Wednesday, January 25, 2012

Sizzling Rice Soup at Home


I first had sizzling rice soup when I followed my heart out to the Bay Area, CA the summer after my freshman year of college in the early 90's. On a sunny summer afternoon I was treated to a wonderful lunch at a great Chinese restaurant, and was served my first bowl of steaming sizzling rice soup. The strong memory of the rice crackling & sizzling when it hit the hot soup, and the texture of the chewy rice with the flavorful broth, lingers still. I'd eaten quite a bit of Chinese food in my life, but this soup didn't seem to have made it to the east coast in the early 90's, at least not anywhere I had been. I loved it, and 20 years later (wow!!) that is just about all I remember of the whole meal.

I have seen sizzling rice soup on a few east coast menus, but it's still not common east coast restaurant fare. A year or so ago, while in one of the many good asian markets, I am very thankful exist in New Haven, I saw this package of "instant sizzling rice", I snatched it up, brought it home, and it sat in my cabinet for over a year. Since funds have been low recently, I have needed to cook my way through every random ingredient and dry bean in my cabinet, so eventually I got to these.

It had not occurred to me until I googled sizzling rice soup just before starting dinner, that the rice needs to be deep fried before being added to the soup. I may not have bought it if I had known, but I had it, and a bit of oil too, so why not.

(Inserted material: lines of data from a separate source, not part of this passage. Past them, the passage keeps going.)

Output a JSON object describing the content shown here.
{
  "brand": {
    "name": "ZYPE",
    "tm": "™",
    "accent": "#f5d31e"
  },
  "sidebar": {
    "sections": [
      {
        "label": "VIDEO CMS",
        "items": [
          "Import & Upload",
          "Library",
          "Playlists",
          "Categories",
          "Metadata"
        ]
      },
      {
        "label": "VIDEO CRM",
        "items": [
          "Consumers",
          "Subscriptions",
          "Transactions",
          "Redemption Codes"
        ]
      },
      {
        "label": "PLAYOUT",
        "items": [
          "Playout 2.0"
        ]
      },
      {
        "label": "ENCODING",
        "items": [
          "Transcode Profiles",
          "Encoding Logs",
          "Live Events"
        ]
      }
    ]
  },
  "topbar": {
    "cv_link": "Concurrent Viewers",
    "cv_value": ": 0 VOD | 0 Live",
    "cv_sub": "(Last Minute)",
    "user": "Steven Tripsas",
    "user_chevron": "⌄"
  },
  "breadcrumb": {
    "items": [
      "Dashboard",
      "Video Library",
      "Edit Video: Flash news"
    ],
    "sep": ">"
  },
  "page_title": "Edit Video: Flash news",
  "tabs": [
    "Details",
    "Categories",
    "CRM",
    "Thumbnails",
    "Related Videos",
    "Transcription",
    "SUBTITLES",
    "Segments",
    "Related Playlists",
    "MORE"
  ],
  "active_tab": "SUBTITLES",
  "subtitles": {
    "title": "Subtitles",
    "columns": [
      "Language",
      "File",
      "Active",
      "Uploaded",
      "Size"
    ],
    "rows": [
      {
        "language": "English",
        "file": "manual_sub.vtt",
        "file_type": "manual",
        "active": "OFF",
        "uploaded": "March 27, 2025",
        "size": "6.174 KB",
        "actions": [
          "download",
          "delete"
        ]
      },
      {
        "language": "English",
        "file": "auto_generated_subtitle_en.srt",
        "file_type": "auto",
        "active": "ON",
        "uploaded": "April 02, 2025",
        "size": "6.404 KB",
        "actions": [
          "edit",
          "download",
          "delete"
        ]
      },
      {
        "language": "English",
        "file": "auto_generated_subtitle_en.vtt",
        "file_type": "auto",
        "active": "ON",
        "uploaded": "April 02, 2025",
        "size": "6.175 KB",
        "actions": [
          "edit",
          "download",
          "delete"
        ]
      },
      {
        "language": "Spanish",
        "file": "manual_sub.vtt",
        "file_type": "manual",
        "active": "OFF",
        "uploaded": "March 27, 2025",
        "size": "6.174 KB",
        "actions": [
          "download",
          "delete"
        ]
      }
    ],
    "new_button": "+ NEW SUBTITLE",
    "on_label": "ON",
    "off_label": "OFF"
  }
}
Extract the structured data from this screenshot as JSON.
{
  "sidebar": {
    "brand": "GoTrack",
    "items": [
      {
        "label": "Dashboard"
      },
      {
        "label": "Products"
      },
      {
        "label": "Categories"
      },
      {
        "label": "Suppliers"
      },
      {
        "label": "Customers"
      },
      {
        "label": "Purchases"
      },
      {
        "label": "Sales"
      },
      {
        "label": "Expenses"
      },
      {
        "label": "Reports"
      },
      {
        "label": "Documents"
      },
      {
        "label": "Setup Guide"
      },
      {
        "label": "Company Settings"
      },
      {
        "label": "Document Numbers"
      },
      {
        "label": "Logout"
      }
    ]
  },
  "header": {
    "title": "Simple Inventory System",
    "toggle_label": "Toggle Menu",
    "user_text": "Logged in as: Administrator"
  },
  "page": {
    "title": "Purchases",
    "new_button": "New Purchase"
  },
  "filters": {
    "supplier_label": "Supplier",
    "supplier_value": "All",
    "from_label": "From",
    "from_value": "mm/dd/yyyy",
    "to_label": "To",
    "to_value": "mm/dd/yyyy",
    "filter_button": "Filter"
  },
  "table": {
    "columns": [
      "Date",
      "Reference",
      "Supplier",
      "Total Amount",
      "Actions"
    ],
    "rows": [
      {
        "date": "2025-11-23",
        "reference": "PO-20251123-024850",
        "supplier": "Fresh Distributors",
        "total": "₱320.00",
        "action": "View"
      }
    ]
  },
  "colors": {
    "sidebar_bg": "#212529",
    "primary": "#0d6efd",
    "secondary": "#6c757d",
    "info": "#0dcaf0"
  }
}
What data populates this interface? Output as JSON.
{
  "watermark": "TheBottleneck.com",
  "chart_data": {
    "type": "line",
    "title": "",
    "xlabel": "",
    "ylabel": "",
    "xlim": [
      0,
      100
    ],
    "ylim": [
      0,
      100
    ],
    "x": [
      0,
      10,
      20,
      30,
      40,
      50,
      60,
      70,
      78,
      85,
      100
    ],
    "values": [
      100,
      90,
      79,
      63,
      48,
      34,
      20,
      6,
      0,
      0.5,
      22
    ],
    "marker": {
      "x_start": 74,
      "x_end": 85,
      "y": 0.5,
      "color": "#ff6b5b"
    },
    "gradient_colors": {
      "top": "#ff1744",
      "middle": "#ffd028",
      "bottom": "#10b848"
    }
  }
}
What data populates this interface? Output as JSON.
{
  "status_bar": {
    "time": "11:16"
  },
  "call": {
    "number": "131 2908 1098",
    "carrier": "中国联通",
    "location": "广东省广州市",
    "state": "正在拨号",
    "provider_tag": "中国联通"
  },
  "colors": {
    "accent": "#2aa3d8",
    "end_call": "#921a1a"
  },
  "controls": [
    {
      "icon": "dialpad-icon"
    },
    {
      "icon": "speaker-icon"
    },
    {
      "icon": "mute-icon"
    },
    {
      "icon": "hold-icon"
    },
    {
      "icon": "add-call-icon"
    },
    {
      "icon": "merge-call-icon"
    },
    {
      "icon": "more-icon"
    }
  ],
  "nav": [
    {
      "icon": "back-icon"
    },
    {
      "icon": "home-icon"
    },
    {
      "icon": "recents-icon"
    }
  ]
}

They cook up in about 15 seconds, and the oil needs to be seriously hot, about 450 degrees, so the rice doesn't absorb much oil.

Sizzling rice cakes originated as the dry crispy rice stuck on the bottom of a cooking pot. Many rice-loving cultures have a name or dish for this crispy delicious rice. In Dominican communities it is called Conc√≥n, another fabulous culinary creation. 

For this soup I just made a simple clear broth soup with some turkey stock that was in the freezer from Thanksgiving. I added some slices of ginger, a little soy sauce, kale, tofu and some sweet potato. I sprinkled some delicious sambar curry powder on the crispy rice before adding it to the soup. Totally not traditional sizzling rice soup, but it was good and fun. 

Do you have any good winter soups that you love? Or Chinese New Year treats you want to share?

Thursday, January 12, 2012

Favorite Food Spots 2011 - instalment #1 - Saray Turkish Restaurant

Ok, I know I'm a little late for the look back on food in 2011, but as I scanned through my food photos from this year, there were a few great food spots I visited but never got the chance to share, so better late than never!

































The menu at Saray is large. There is a great selection of cold appetizers (see photo above) which are on dsplay in the front case, such as baby eggplants stuffed with onion and garlic, red pepper and eggplant salad, hummus, and much more. The cold appetizer plate is great accompaniment to any meal (or a main course for vegetarians), although sadly, they no longer make one of my favorite spreads: muhamarah, a mix of walnuts, red pepper, pomegranate molasses and olive oil. The grill and bread oven at this large family friendly spot are always busy. Every meal is accompanied by their delicious hot, freshly made bread. Saray has a number of vegetarian dishes, and a few grilled fish items, but the most of the menu is packed with beef and lamb dishes: kebabs, ground meat, and shwarma style marinated/roasted and then sliced meat. I have found the ground meat and doner(shwarma) to be more flavorful than the cubed kebabs. While I don't generally eat meat that is not sustainably raised, I sometimes make exception for lamb, which I imagine (but do not know) is not as likely to be raised on feedlots as beef.

My favorite, and probably the most unhealthy dish on the menu is the Yogurtlu Doner Kebab - sauteed slices of marinated lamb and beef over hot buttered pieces of fresh bread topped with thick cool yogurt. 



Most of the main courses are served with the same simple side dishes of seasoned rice, grilled tomato and pepper, but the various spreads from the appetizer selection add more flavor, and as a whole it's a nice meal.
The tea and spiced Turkish coffee are always nice, and there is a large selection of Turkish desserts with many baklavah style sweets, and a wonderful light custard with burnt sugar resembling flan called Kazandibi. Saray is a fun restaurant suitable for small or large groups, a romantic meal, or a dinner with kids. The menu is large, the food is good, and I think they have live music on weekends. The restaurant is located at 770 Campbell Ave in West Haven, just off I-95, so any of you passing through the area, shouldn't hesitate to make a quick detour. 

Coming up:
Bharat Bazar - Indian Market - Orange, CT
Smorgasburg - Food "flea market" adventures - Brooklyn, NY